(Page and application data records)
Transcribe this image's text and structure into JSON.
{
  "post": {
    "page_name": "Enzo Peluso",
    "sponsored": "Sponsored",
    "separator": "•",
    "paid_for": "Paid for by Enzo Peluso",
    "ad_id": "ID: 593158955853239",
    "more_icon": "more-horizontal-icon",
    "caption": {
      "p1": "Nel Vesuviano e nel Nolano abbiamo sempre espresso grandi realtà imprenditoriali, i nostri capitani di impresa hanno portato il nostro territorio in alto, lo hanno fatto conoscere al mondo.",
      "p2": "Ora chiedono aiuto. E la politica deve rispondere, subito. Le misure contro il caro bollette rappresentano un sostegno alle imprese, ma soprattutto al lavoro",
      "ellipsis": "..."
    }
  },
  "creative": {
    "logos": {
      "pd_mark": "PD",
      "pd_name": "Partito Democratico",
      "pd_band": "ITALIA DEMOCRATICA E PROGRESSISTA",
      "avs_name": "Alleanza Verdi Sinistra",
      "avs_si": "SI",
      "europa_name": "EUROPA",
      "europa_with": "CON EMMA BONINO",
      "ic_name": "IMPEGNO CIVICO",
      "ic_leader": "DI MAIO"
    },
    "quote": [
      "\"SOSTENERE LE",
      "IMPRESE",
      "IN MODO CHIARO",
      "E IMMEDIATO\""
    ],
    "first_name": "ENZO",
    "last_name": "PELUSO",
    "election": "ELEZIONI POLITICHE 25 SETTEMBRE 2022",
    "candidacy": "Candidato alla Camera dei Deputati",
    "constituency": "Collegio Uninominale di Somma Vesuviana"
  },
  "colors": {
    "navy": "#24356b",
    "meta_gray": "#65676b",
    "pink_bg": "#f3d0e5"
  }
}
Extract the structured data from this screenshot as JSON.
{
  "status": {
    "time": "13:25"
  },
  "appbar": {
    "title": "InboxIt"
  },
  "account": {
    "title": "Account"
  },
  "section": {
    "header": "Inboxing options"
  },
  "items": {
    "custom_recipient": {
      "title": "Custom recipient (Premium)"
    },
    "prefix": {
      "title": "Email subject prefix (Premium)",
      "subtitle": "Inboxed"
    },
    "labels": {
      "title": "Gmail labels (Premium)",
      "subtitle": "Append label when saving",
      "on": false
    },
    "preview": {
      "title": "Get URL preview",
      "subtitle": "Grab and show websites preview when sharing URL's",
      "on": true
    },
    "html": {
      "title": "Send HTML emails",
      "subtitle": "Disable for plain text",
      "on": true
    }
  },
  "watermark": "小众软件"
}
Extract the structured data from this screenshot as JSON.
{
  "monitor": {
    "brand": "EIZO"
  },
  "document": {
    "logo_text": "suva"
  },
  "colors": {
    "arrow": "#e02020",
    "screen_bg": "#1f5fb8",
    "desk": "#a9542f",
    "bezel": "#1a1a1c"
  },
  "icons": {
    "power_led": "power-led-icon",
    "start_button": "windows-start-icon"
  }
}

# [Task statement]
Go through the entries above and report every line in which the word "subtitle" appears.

# [Response to this exercise]
      "subtitle": "Inboxed"
      "subtitle": "Append label when saving",
      "subtitle": "Grab and show websites preview when sharing URL's",
      "subtitle": "Disable for plain text",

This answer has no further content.